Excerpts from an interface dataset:
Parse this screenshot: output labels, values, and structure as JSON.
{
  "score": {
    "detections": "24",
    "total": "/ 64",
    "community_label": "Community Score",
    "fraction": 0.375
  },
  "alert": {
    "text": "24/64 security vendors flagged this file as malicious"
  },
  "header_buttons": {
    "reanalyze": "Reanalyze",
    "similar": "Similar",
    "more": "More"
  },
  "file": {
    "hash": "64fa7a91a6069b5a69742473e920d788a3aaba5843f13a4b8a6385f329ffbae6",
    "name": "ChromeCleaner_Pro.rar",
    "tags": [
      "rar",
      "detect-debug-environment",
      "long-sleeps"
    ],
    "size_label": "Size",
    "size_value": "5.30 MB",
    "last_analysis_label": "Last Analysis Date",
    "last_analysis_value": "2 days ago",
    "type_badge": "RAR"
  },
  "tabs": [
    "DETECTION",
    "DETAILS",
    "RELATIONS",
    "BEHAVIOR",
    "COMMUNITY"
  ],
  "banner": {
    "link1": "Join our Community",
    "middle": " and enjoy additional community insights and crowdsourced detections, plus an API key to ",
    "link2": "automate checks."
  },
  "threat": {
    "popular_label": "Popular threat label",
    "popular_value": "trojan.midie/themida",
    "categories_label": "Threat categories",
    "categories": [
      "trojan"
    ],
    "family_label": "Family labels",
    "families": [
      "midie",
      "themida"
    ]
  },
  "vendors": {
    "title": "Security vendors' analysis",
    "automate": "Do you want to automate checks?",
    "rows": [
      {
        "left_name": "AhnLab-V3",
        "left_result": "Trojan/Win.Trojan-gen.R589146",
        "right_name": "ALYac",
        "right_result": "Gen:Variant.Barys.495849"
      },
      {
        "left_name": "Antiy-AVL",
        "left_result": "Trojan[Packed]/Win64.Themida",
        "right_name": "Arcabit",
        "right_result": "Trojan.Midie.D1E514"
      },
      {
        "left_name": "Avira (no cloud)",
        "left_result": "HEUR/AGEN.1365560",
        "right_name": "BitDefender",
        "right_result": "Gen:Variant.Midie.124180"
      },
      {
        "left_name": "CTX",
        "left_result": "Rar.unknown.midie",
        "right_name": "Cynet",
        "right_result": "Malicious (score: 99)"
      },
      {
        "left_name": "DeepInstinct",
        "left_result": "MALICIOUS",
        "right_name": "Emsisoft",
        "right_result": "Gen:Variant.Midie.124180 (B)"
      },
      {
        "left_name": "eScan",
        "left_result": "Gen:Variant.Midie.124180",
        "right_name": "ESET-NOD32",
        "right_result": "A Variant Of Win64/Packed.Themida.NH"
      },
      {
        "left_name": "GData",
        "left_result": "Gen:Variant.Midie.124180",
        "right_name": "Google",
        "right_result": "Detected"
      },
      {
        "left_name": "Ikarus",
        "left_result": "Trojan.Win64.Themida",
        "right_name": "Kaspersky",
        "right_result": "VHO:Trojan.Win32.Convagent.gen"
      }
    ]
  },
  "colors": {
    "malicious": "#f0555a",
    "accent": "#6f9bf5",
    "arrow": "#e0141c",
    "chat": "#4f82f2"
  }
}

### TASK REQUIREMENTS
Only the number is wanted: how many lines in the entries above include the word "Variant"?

### SOLUTION TO THIS PROBLEM
6